** Task to complete **
Go through the data line by line. Copy each one holding the string "member".

Top of Information provided

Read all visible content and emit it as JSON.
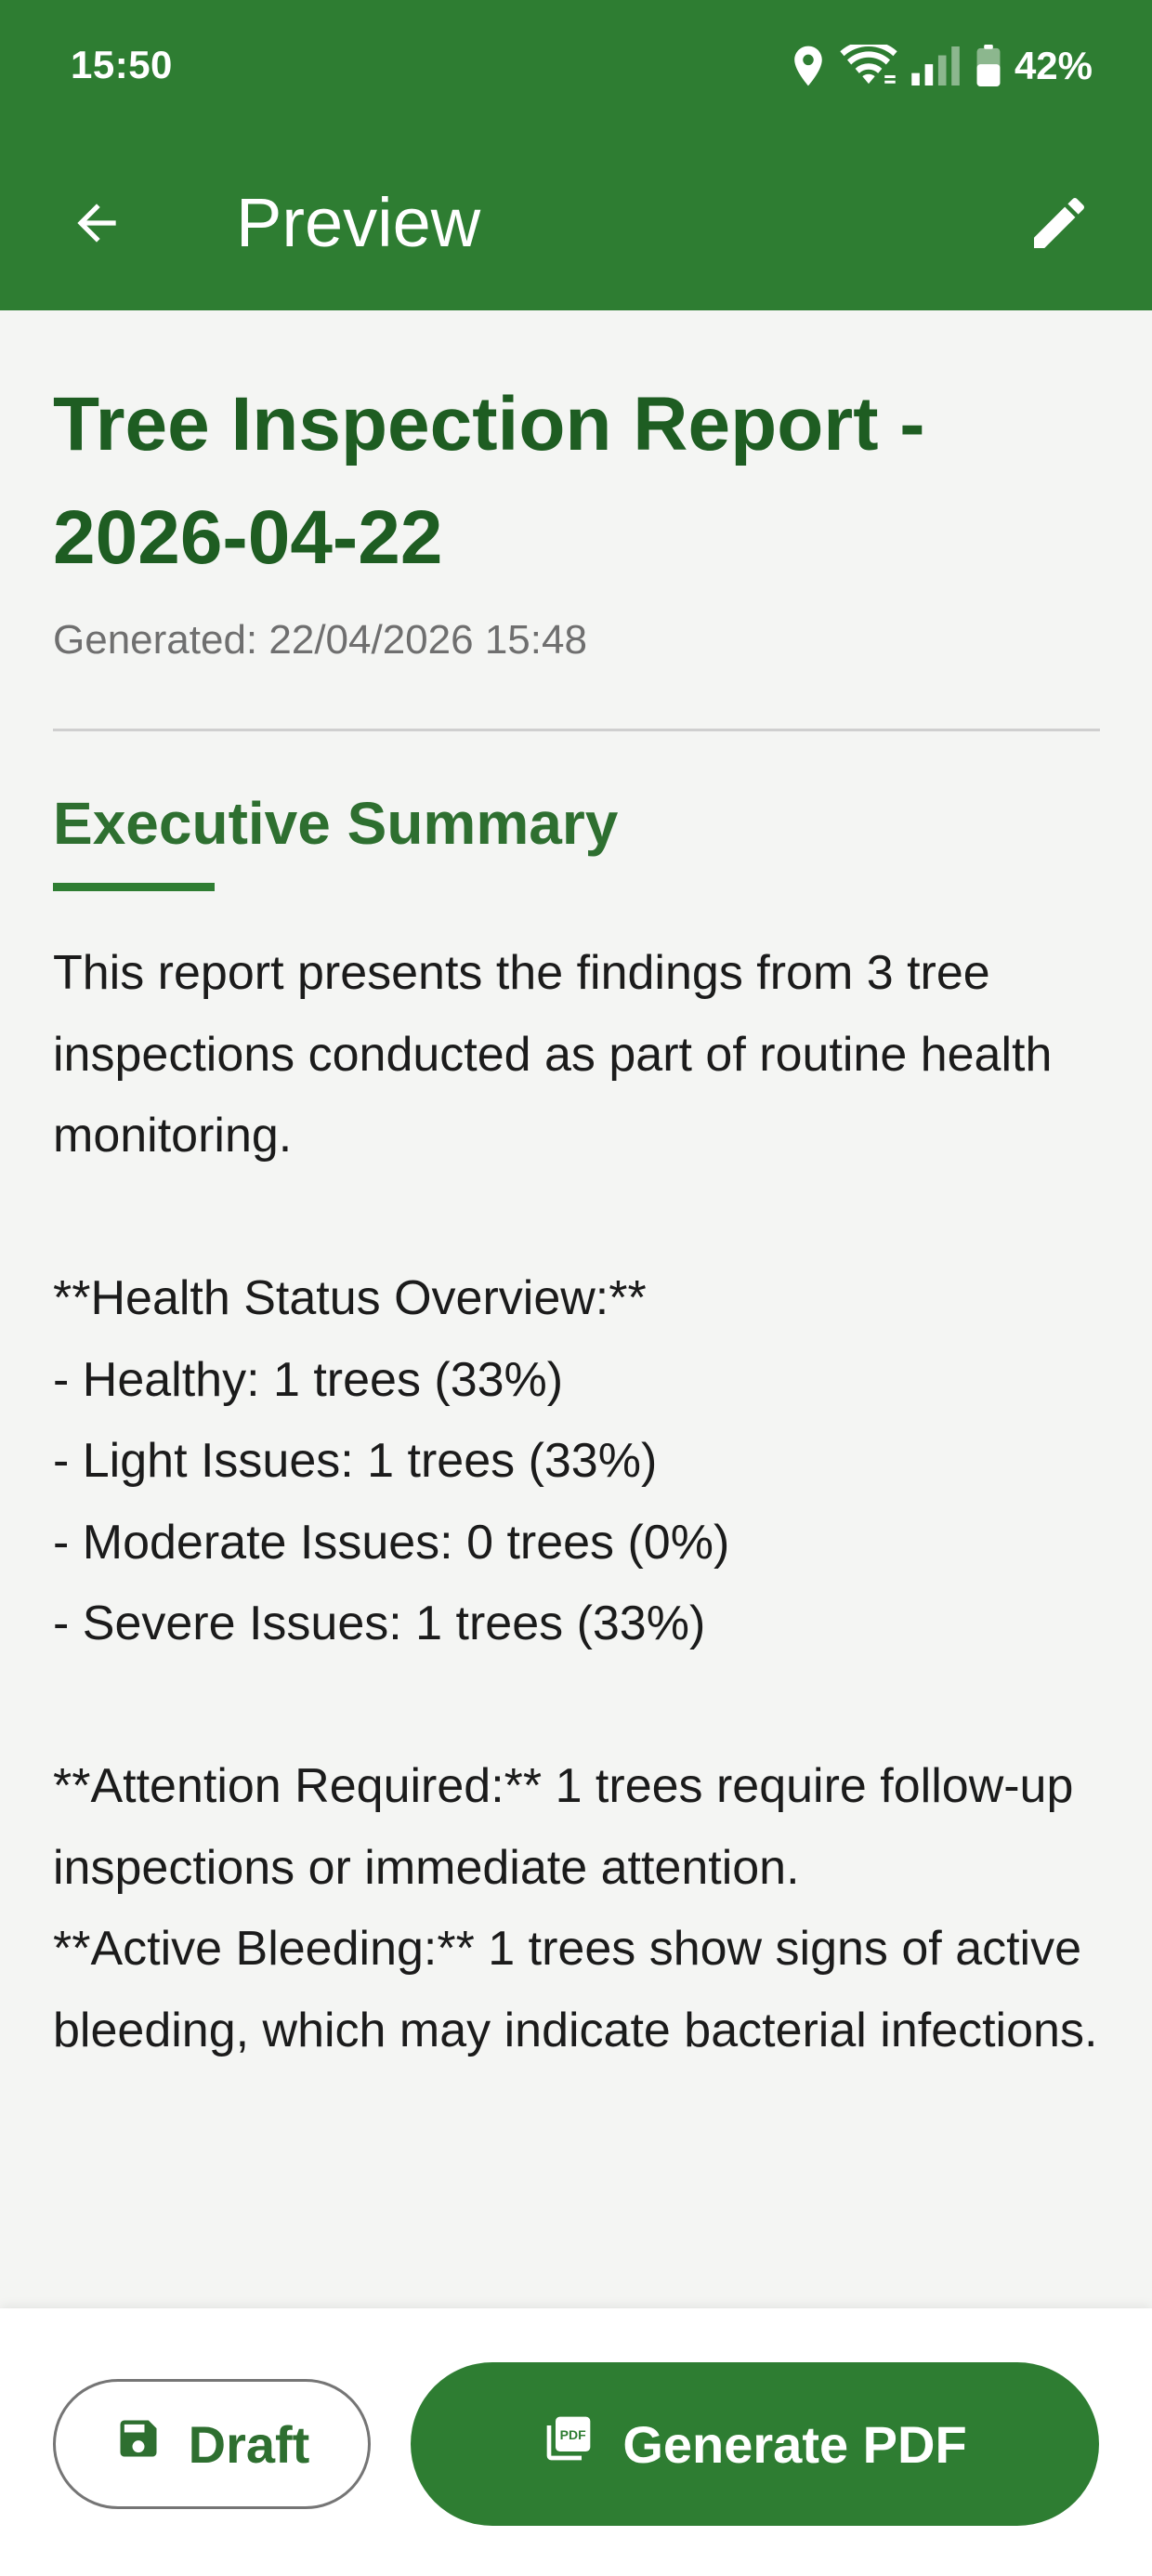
{
  "status_bar": {
    "time": "15:50",
    "battery": "42%",
    "icons": [
      "location-icon",
      "wifi-icon",
      "signal-icon",
      "battery-icon"
    ]
  },
  "app_bar": {
    "title": "Preview",
    "back_icon": "arrow-back-icon",
    "edit_icon": "pencil-edit-icon",
    "background_color": "#2e7d32"
  },
  "report": {
    "title": "Tree Inspection Report - 2026-04-22",
    "generated": "Generated: 22/04/2026 15:48",
    "section_heading": "Executive Summary",
    "summary": "This report presents the findings from 3 tree inspections conducted as part of routine health monitoring.\n\n**Health Status Overview:**\n- Healthy: 1 trees (33%)\n- Light Issues: 1 trees (33%)\n- Moderate Issues: 0 trees (0%)\n- Severe Issues: 1 trees (33%)\n\n**Attention Required:** 1 trees require follow-up inspections or immediate attention.\n**Active Bleeding:** 1 trees show signs of active bleeding, which may indicate bacterial infections."
  },
  "actions": {
    "draft_label": "Draft",
    "draft_icon": "save-icon",
    "pdf_label": "Generate PDF",
    "pdf_icon": "pdf-file-icon"
  },
  "colors": {
    "primary": "#2e7d32",
    "heading": "#1e5d22",
    "background": "#f4f5f3"
  }
}
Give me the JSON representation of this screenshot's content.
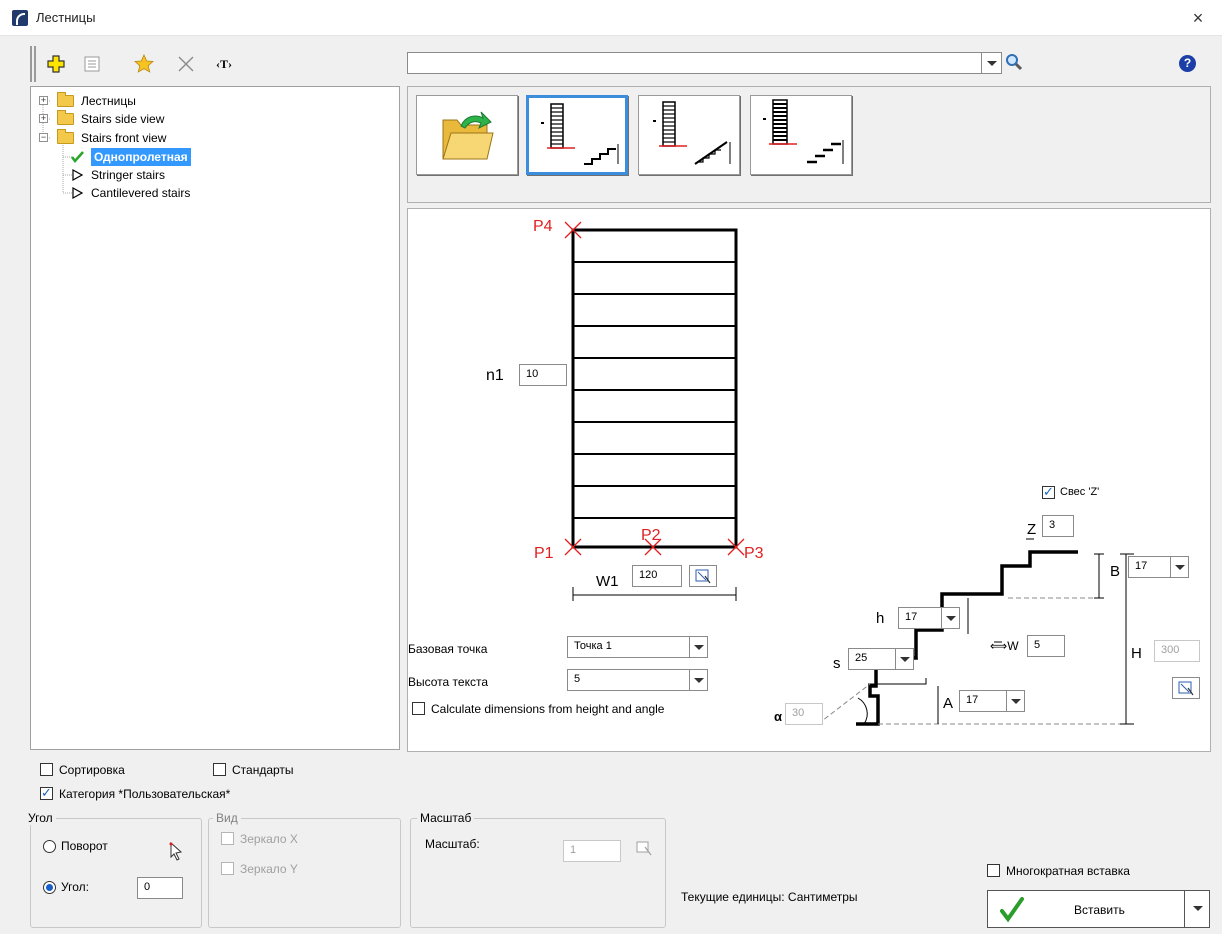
{
  "window": {
    "title": "Лестницы",
    "close": "×"
  },
  "toolbar": {
    "text_tool": "‹T›",
    "search_value": "",
    "help": "?"
  },
  "tree": {
    "nodes": [
      {
        "label": "Лестницы"
      },
      {
        "label": "Stairs side view"
      },
      {
        "label": "Stairs front view"
      },
      {
        "label": "Однопролетная"
      },
      {
        "label": "Stringer stairs"
      },
      {
        "label": "Cantilevered stairs"
      }
    ]
  },
  "drawing": {
    "points": {
      "p1": "P1",
      "p2": "P2",
      "p3": "P3",
      "p4": "P4"
    },
    "n1_label": "n1",
    "n1_value": "10",
    "w1_label": "W1",
    "w1_value": "120",
    "base_point_label": "Базовая точка",
    "base_point_value": "Точка 1",
    "text_height_label": "Высота текста",
    "text_height_value": "5",
    "calc_label": "Calculate dimensions from height and angle",
    "overhang_label": "Свес 'Z'",
    "z_label": "Z",
    "z_value": "3",
    "b_label": "B",
    "b_value": "17",
    "h_small_label": "h",
    "h_small_value": "17",
    "w_label": "W",
    "w_value": "5",
    "s_label": "s",
    "s_value": "25",
    "a_label": "A",
    "a_value": "17",
    "alpha_label": "α",
    "alpha_value": "30",
    "H_label": "H",
    "H_value": "300"
  },
  "options": {
    "sort_label": "Сортировка",
    "standards_label": "Стандарты",
    "category_label": "Категория *Пользовательская*"
  },
  "angle_group": {
    "title": "Угол",
    "rotate_label": "Поворот",
    "angle_label": "Угол:",
    "angle_value": "0"
  },
  "view_group": {
    "title": "Вид",
    "mirror_x": "Зеркало X",
    "mirror_y": "Зеркало Y"
  },
  "scale_group": {
    "title": "Масштаб",
    "scale_label": "Масштаб:",
    "scale_value": "1"
  },
  "status": {
    "units": "Текущие единицы: Сантиметры"
  },
  "insert": {
    "multiple_label": "Многократная вставка",
    "button_label": "Вставить"
  },
  "colors": {
    "accent": "#3399ff",
    "point_marker": "#e02020",
    "thumb_selected": "#3c8edc"
  }
}
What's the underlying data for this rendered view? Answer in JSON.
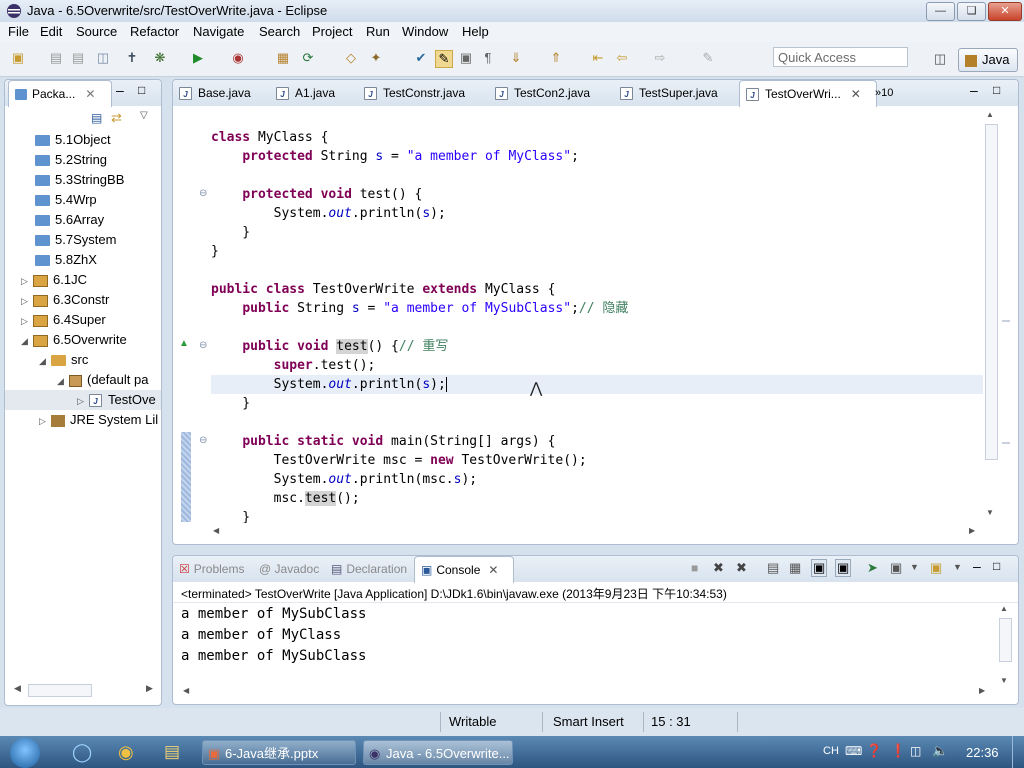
{
  "window": {
    "title": "Java - 6.5Overwrite/src/TestOverWrite.java - Eclipse"
  },
  "menu": [
    "File",
    "Edit",
    "Source",
    "Refactor",
    "Navigate",
    "Search",
    "Project",
    "Run",
    "Window",
    "Help"
  ],
  "toolbar": {
    "quick_access_placeholder": "Quick Access",
    "perspective": "Java"
  },
  "package_explorer": {
    "tab_label": "Packa...",
    "items": [
      {
        "label": "5.1Object"
      },
      {
        "label": "5.2String"
      },
      {
        "label": "5.3StringBB"
      },
      {
        "label": "5.4Wrp"
      },
      {
        "label": "5.6Array"
      },
      {
        "label": "5.7System"
      },
      {
        "label": "5.8ZhX"
      },
      {
        "label": "6.1JC"
      },
      {
        "label": "6.3Constr"
      },
      {
        "label": "6.4Super"
      },
      {
        "label": "6.5Overwrite"
      },
      {
        "label": "src"
      },
      {
        "label": "(default pa"
      },
      {
        "label": "TestOve"
      },
      {
        "label": "JRE System Lil"
      }
    ]
  },
  "editor": {
    "tabs": [
      "Base.java",
      "A1.java",
      "TestConstr.java",
      "TestCon2.java",
      "TestSuper.java",
      "TestOverWri..."
    ],
    "overflow": "»10"
  },
  "bottom_panel": {
    "tabs": [
      "Problems",
      "@ Javadoc",
      "Declaration",
      "Console"
    ],
    "console_header": "<terminated> TestOverWrite [Java Application] D:\\JDk1.6\\bin\\javaw.exe (2013年9月23日 下午10:34:53)",
    "output": [
      "a member of MySubClass",
      "a member of MyClass",
      "a member of MySubClass"
    ]
  },
  "status": {
    "writable": "Writable",
    "insert_mode": "Smart Insert",
    "position": "15 : 31"
  },
  "taskbar": {
    "items": [
      "6-Java继承.pptx",
      "Java - 6.5Overwrite..."
    ],
    "lang": "CH",
    "clock": "22:36"
  }
}
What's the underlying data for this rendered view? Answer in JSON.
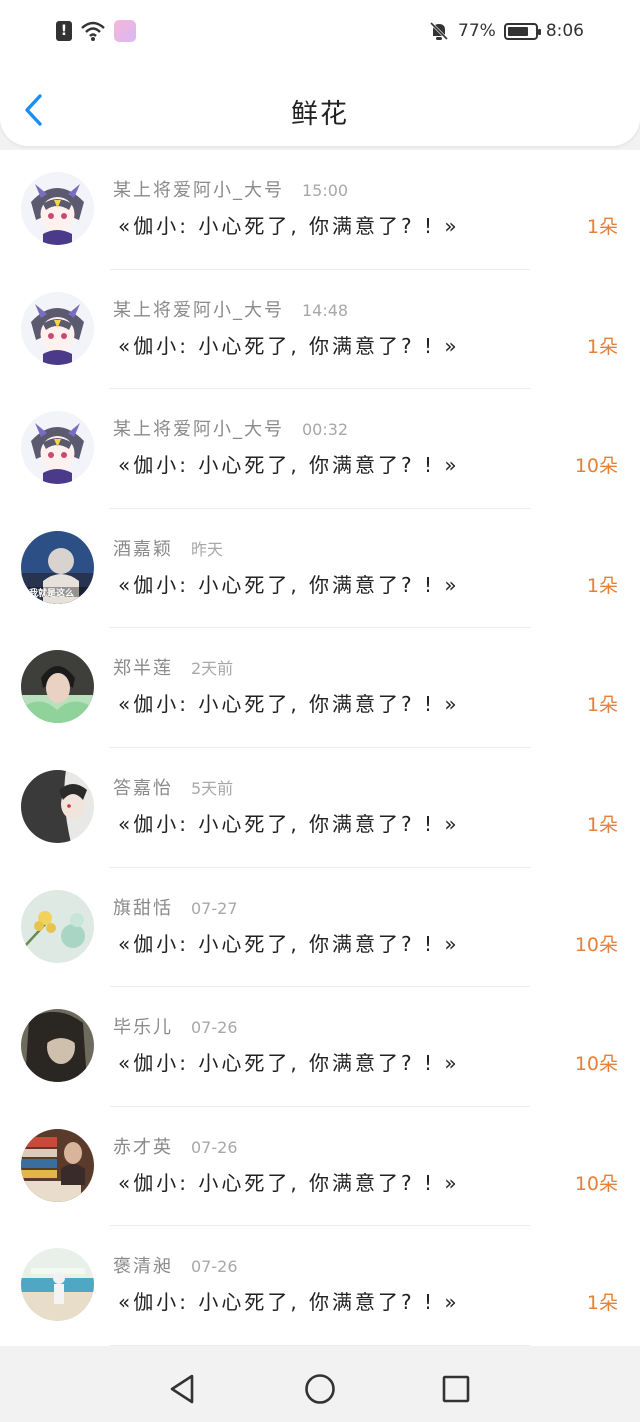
{
  "status_bar": {
    "battery_percent_label": "77%",
    "battery_level": 0.77,
    "time": "8:06",
    "icons": [
      "alert-icon",
      "wifi-icon",
      "app-icon",
      "mute-bell-icon",
      "battery-icon"
    ]
  },
  "header": {
    "title": "鲜花",
    "back_icon": "chevron-left-icon"
  },
  "colors": {
    "accent": "#1a8ff0",
    "count": "#e5803a",
    "muted": "#8a8a8a"
  },
  "items": [
    {
      "name": "某上将爱阿小_大号",
      "time": "15:00",
      "message": "«伽小: 小心死了, 你满意了? ! »",
      "count": "1朵",
      "avatar": "anime"
    },
    {
      "name": "某上将爱阿小_大号",
      "time": "14:48",
      "message": "«伽小: 小心死了, 你满意了? ! »",
      "count": "1朵",
      "avatar": "anime"
    },
    {
      "name": "某上将爱阿小_大号",
      "time": "00:32",
      "message": "«伽小: 小心死了, 你满意了? ! »",
      "count": "10朵",
      "avatar": "anime"
    },
    {
      "name": "酒嘉颖",
      "time": "昨天",
      "message": "«伽小: 小心死了, 你满意了? ! »",
      "count": "1朵",
      "avatar": "photo-blue",
      "avatar_caption": "我就是这么"
    },
    {
      "name": "郑半莲",
      "time": "2天前",
      "message": "«伽小: 小心死了, 你满意了? ! »",
      "count": "1朵",
      "avatar": "photo-green"
    },
    {
      "name": "答嘉怡",
      "time": "5天前",
      "message": "«伽小: 小心死了, 你满意了? ! »",
      "count": "1朵",
      "avatar": "photo-gray"
    },
    {
      "name": "旗甜恬",
      "time": "07-27",
      "message": "«伽小: 小心死了, 你满意了? ! »",
      "count": "10朵",
      "avatar": "photo-flower"
    },
    {
      "name": "毕乐儿",
      "time": "07-26",
      "message": "«伽小: 小心死了, 你满意了? ! »",
      "count": "10朵",
      "avatar": "photo-dark"
    },
    {
      "name": "赤才英",
      "time": "07-26",
      "message": "«伽小: 小心死了, 你满意了? ! »",
      "count": "10朵",
      "avatar": "photo-books"
    },
    {
      "name": "褒清昶",
      "time": "07-26",
      "message": "«伽小: 小心死了, 你满意了? ! »",
      "count": "1朵",
      "avatar": "photo-beach"
    }
  ],
  "system_nav": {
    "back_icon": "triangle-back-icon",
    "home_icon": "circle-home-icon",
    "recent_icon": "square-recent-icon"
  }
}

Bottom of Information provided

** Answer below **
      "a member of MySubClass",
      "a member of MyClass",
      "a member of MySubClass"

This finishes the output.